-- Exercise goal --
The reply should contain every entry exactly as given, with no pictures in it.

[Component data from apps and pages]
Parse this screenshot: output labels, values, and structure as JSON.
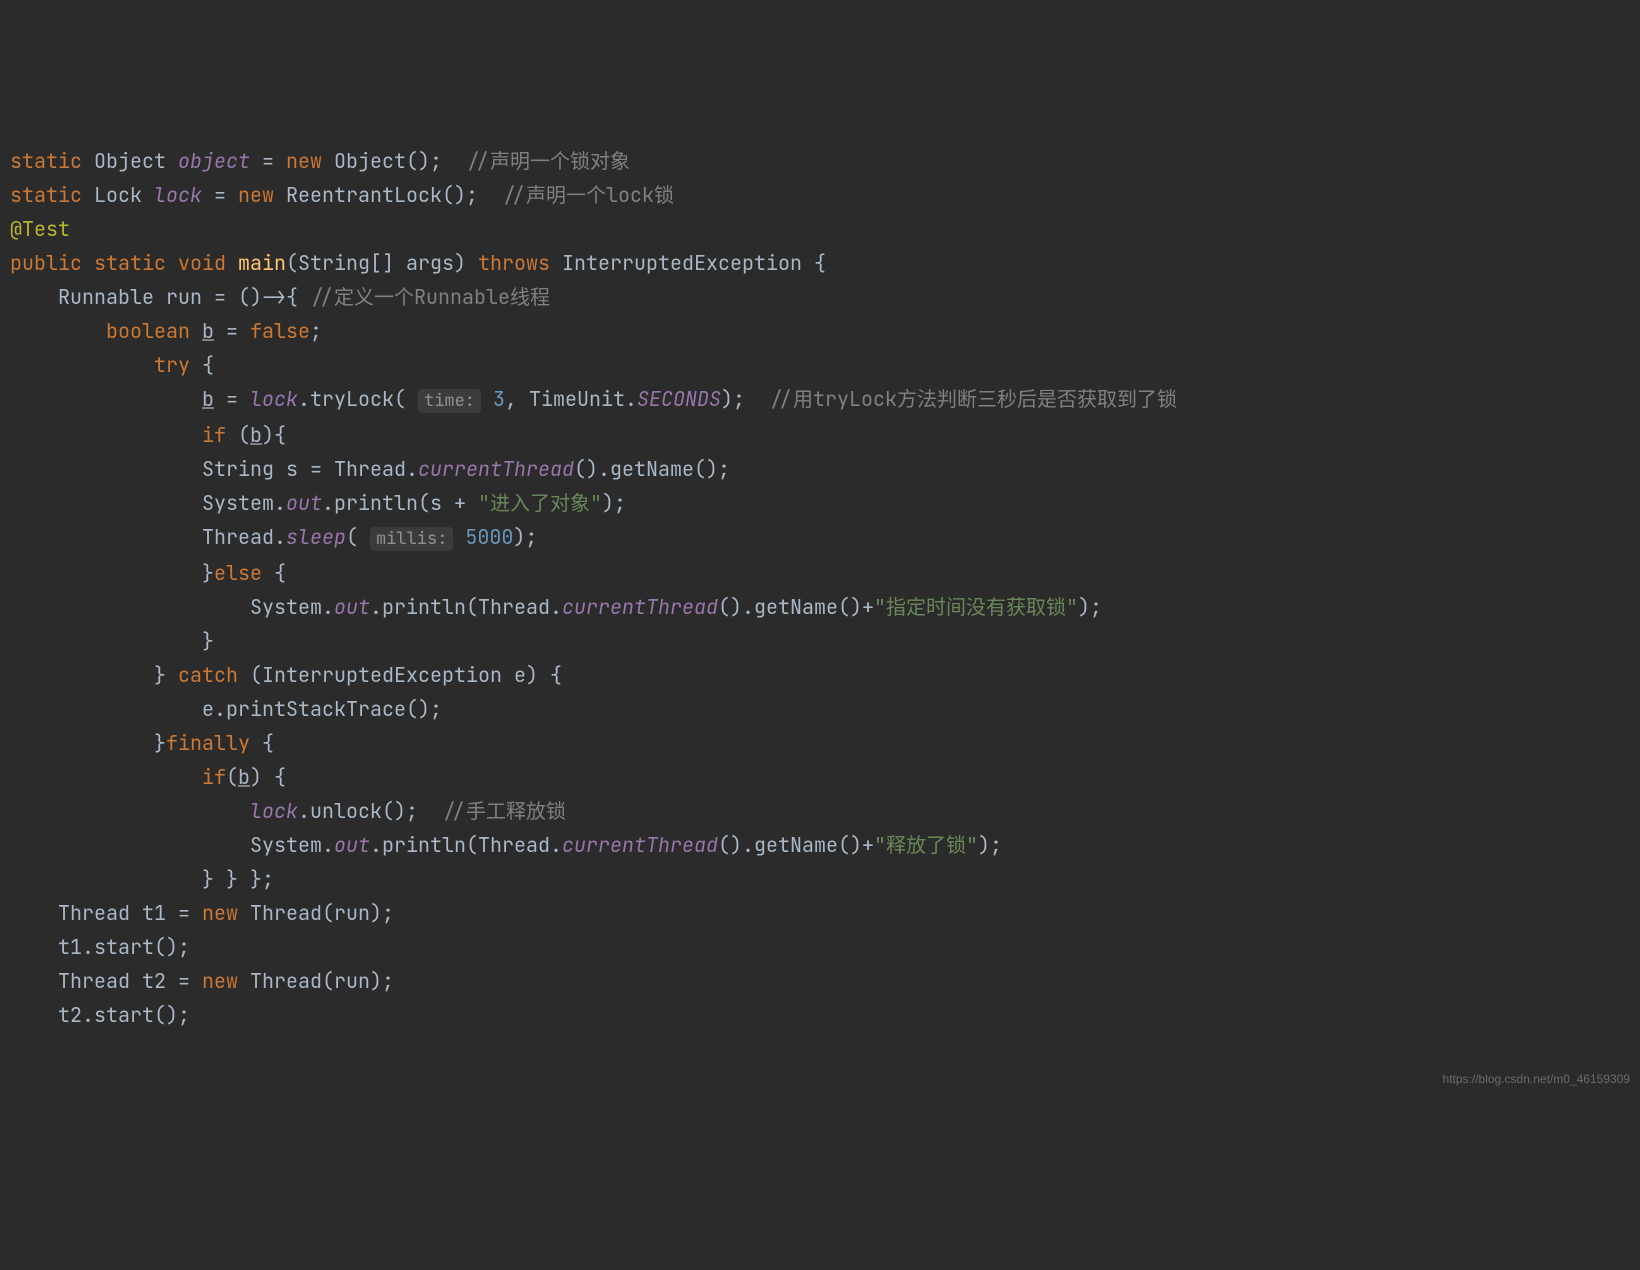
{
  "lines": {
    "l1_kw1": "static",
    "l1_type": "Object",
    "l1_field": "object",
    "l1_eq": " = ",
    "l1_kw2": "new",
    "l1_ctor": " Object();  ",
    "l1_cmt": "//声明一个锁对象",
    "l2_kw1": "static",
    "l2_type": "Lock",
    "l2_field": "lock",
    "l2_eq": " = ",
    "l2_kw2": "new",
    "l2_ctor": " ReentrantLock();  ",
    "l2_cmt": "//声明一个lock锁",
    "l3": "@Test",
    "l4_kw1": "public static void",
    "l4_method": "main",
    "l4_params": "(String[] args) ",
    "l4_throws": "throws",
    "l4_exc": " InterruptedException {",
    "l5_pre": "    Runnable run = ()->{ ",
    "l5_cmt": "//定义一个Runnable线程",
    "l6_pre": "        ",
    "l6_kw": "boolean",
    "l6_b": "b",
    "l6_rest": " = ",
    "l6_false": "false",
    "l6_semi": ";",
    "l7_pre": "            ",
    "l7_try": "try",
    "l7_brace": " {",
    "l8_pre": "                ",
    "l8_b": "b",
    "l8_rest1": " = ",
    "l8_lock": "lock",
    "l8_rest2": ".tryLock( ",
    "l8_hint1": "time:",
    "l8_num1": " 3",
    "l8_rest3": ", TimeUnit.",
    "l8_sec": "SECONDS",
    "l8_rest4": ");  ",
    "l8_cmt": "//用tryLock方法判断三秒后是否获取到了锁",
    "l9_pre": "                ",
    "l9_if": "if",
    "l9_rest": " (",
    "l9_b": "b",
    "l9_brace": "){",
    "l10_pre": "                String s = Thread.",
    "l10_m": "currentThread",
    "l10_rest": "().getName();",
    "l11_pre": "                System.",
    "l11_out": "out",
    "l11_rest": ".println(s + ",
    "l11_str": "\"进入了对象\"",
    "l11_end": ");",
    "l12_pre": "                Thread.",
    "l12_sleep": "sleep",
    "l12_rest1": "( ",
    "l12_hint": "millis:",
    "l12_num": " 5000",
    "l12_end": ");",
    "l13_pre": "                }",
    "l13_else": "else",
    "l13_brace": " {",
    "l14_pre": "                    System.",
    "l14_out": "out",
    "l14_rest": ".println(Thread.",
    "l14_m": "currentThread",
    "l14_rest2": "().getName()+",
    "l14_str": "\"指定时间没有获取锁\"",
    "l14_end": ");",
    "l15": "                }",
    "l16_pre": "            } ",
    "l16_catch": "catch",
    "l16_rest": " (InterruptedException e) {",
    "l17": "                e.printStackTrace();",
    "l18_pre": "            }",
    "l18_fin": "finally",
    "l18_brace": " {",
    "l19_pre": "                ",
    "l19_if": "if",
    "l19_rest": "(",
    "l19_b": "b",
    "l19_brace": ") {",
    "l20_pre": "                    ",
    "l20_lock": "lock",
    "l20_rest": ".unlock();  ",
    "l20_cmt": "//手工释放锁",
    "l21_pre": "                    System.",
    "l21_out": "out",
    "l21_rest": ".println(Thread.",
    "l21_m": "currentThread",
    "l21_rest2": "().getName()+",
    "l21_str": "\"释放了锁\"",
    "l21_end": ");",
    "l22": "                } } };",
    "l23_pre": "    Thread t1 = ",
    "l23_new": "new",
    "l23_rest": " Thread(run);",
    "l24": "    t1.start();",
    "l25_pre": "    Thread t2 = ",
    "l25_new": "new",
    "l25_rest": " Thread(run);",
    "l26": "    t2.start();"
  },
  "watermark": "https://blog.csdn.net/m0_46159309"
}
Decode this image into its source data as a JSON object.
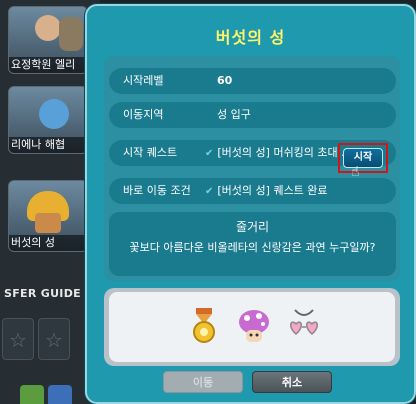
{
  "background": {
    "cards": [
      {
        "caption": "요정학원 엘리"
      },
      {
        "caption": "리에나 해협"
      },
      {
        "caption": "버섯의 성"
      }
    ],
    "guide_label": "SFER GUIDE",
    "slot_icon": "☆"
  },
  "dialog": {
    "title": "버섯의 성",
    "rows": {
      "level": {
        "label": "시작레벨",
        "value": "60"
      },
      "area": {
        "label": "이동지역",
        "value": "성 입구"
      },
      "start_quest": {
        "label": "시작 퀘스트",
        "value": "[버섯의 성] 머쉬킹의 초대..."
      },
      "condition": {
        "label": "바로 이동 조건",
        "value": "[버섯의 성] 퀘스트 완료"
      }
    },
    "start_button": "시작",
    "summary": {
      "title": "줄거리",
      "text": "꽃보다 아름다운 비올레타의 신랑감은 과연 누구일까?"
    },
    "buttons": {
      "move": "이동",
      "cancel": "취소"
    }
  },
  "icons": {
    "check": "✔",
    "cursor": "☝"
  },
  "colors": {
    "dialog_bg": "#1e99ad",
    "title": "#fff46a",
    "highlight": "#d0161a"
  }
}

-- Expected answer --
Parse this screenshot: output labels, values, and structure as JSON.
{
  "lines": {
    "l1_kw1": "static",
    "l1_type": "Object",
    "l1_field": "object",
    "l1_eq": " = ",
    "l1_kw2": "new",
    "l1_ctor": " Object();  ",
    "l1_cmt": "//声明一个锁对象",
    "l2_kw1": "static",
    "l2_type": "Lock",
    "l2_field": "lock",
    "l2_eq": " = ",
    "l2_kw2": "new",
    "l2_ctor": " ReentrantLock();  ",
    "l2_cmt": "//声明一个lock锁",
    "l3": "@Test",
    "l4_kw1": "public static void",
    "l4_method": "main",
    "l4_params": "(String[] args) ",
    "l4_throws": "throws",
    "l4_exc": " InterruptedException {",
    "l5_pre": "    Runnable run = ()->{ ",
    "l5_cmt": "//定义一个Runnable线程",
    "l6_pre": "        ",
    "l6_kw": "boolean",
    "l6_b": "b",
    "l6_rest": " = ",
    "l6_false": "false",
    "l6_semi": ";",
    "l7_pre": "            ",
    "l7_try": "try",
    "l7_brace": " {",
    "l8_pre": "                ",
    "l8_b": "b",
    "l8_rest1": " = ",
    "l8_lock": "lock",
    "l8_rest2": ".tryLock( ",
    "l8_hint1": "time:",
    "l8_num1": " 3",
    "l8_rest3": ", TimeUnit.",
    "l8_sec": "SECONDS",
    "l8_rest4": ");  ",
    "l8_cmt": "//用tryLock方法判断三秒后是否获取到了锁",
    "l9_pre": "                ",
    "l9_if": "if",
    "l9_rest": " (",
    "l9_b": "b",
    "l9_brace": "){",
    "l10_pre": "                String s = Thread.",
    "l10_m": "currentThread",
    "l10_rest": "().getName();",
    "l11_pre": "                System.",
    "l11_out": "out",
    "l11_rest": ".println(s + ",
    "l11_str": "\"进入了对象\"",
    "l11_end": ");",
    "l12_pre": "                Thread.",
    "l12_sleep": "sleep",
    "l12_rest1": "( ",
    "l12_hint": "millis:",
    "l12_num": " 5000",
    "l12_end": ");",
    "l13_pre": "                }",
    "l13_else": "else",
    "l13_brace": " {",
    "l14_pre": "                    System.",
    "l14_out": "out",
    "l14_rest": ".println(Thread.",
    "l14_m": "currentThread",
    "l14_rest2": "().getName()+",
    "l14_str": "\"指定时间没有获取锁\"",
    "l14_end": ");",
    "l15": "                }",
    "l16_pre": "            } ",
    "l16_catch": "catch",
    "l16_rest": " (InterruptedException e) {",
    "l17": "                e.printStackTrace();",
    "l18_pre": "            }",
    "l18_fin": "finally",
    "l18_brace": " {",
    "l19_pre": "                ",
    "l19_if": "if",
    "l19_rest": "(",
    "l19_b": "b",
    "l19_brace": ") {",
    "l20_pre": "                    ",
    "l20_lock": "lock",
    "l20_rest": ".unlock();  ",
    "l20_cmt": "//手工释放锁",
    "l21_pre": "                    System.",
    "l21_out": "out",
    "l21_rest": ".println(Thread.",
    "l21_m": "currentThread",
    "l21_rest2": "().getName()+",
    "l21_str": "\"释放了锁\"",
    "l21_end": ");",
    "l22": "                } } };",
    "l23_pre": "    Thread t1 = ",
    "l23_new": "new",
    "l23_rest": " Thread(run);",
    "l24": "    t1.start();",
    "l25_pre": "    Thread t2 = ",
    "l25_new": "new",
    "l25_rest": " Thread(run);",
    "l26": "    t2.start();"
  },
  "watermark": "https://blog.csdn.net/m0_46159309"
}
Decode this image into its source data as a JSON object.
{
  "background": {
    "cards": [
      {
        "caption": "요정학원 엘리"
      },
      {
        "caption": "리에나 해협"
      },
      {
        "caption": "버섯의 성"
      }
    ],
    "guide_label": "SFER GUIDE",
    "slot_icon": "☆"
  },
  "dialog": {
    "title": "버섯의 성",
    "rows": {
      "level": {
        "label": "시작레벨",
        "value": "60"
      },
      "area": {
        "label": "이동지역",
        "value": "성 입구"
      },
      "start_quest": {
        "label": "시작 퀘스트",
        "value": "[버섯의 성] 머쉬킹의 초대..."
      },
      "condition": {
        "label": "바로 이동 조건",
        "value": "[버섯의 성] 퀘스트 완료"
      }
    },
    "start_button": "시작",
    "summary": {
      "title": "줄거리",
      "text": "꽃보다 아름다운 비올레타의 신랑감은 과연 누구일까?"
    },
    "buttons": {
      "move": "이동",
      "cancel": "취소"
    }
  },
  "icons": {
    "check": "✔",
    "cursor": "☝"
  },
  "colors": {
    "dialog_bg": "#1e99ad",
    "title": "#fff46a",
    "highlight": "#d0161a"
  }
}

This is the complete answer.